— TASK INPUT —
[Start of section]

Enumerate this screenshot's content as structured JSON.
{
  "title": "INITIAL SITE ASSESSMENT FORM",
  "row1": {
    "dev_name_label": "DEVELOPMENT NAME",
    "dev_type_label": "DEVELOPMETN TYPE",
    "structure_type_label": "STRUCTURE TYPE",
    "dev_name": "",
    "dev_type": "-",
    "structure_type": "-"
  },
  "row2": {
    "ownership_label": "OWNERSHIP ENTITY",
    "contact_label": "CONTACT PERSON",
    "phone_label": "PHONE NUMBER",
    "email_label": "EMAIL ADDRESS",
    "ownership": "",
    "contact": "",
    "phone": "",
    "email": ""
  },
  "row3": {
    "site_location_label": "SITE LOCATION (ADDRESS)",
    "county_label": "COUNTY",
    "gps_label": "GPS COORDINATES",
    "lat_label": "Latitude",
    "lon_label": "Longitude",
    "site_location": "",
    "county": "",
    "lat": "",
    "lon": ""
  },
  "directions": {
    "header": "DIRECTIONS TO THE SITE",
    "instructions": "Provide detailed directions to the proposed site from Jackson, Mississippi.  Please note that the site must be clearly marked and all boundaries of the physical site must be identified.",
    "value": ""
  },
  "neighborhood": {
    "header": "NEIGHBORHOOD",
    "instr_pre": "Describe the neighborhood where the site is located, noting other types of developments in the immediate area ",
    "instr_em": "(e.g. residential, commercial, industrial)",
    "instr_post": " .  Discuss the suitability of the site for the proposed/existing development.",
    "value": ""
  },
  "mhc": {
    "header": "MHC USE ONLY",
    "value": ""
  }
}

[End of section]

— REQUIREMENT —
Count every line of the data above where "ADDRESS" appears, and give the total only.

— SOLUTION TO THE PROBLEM —
2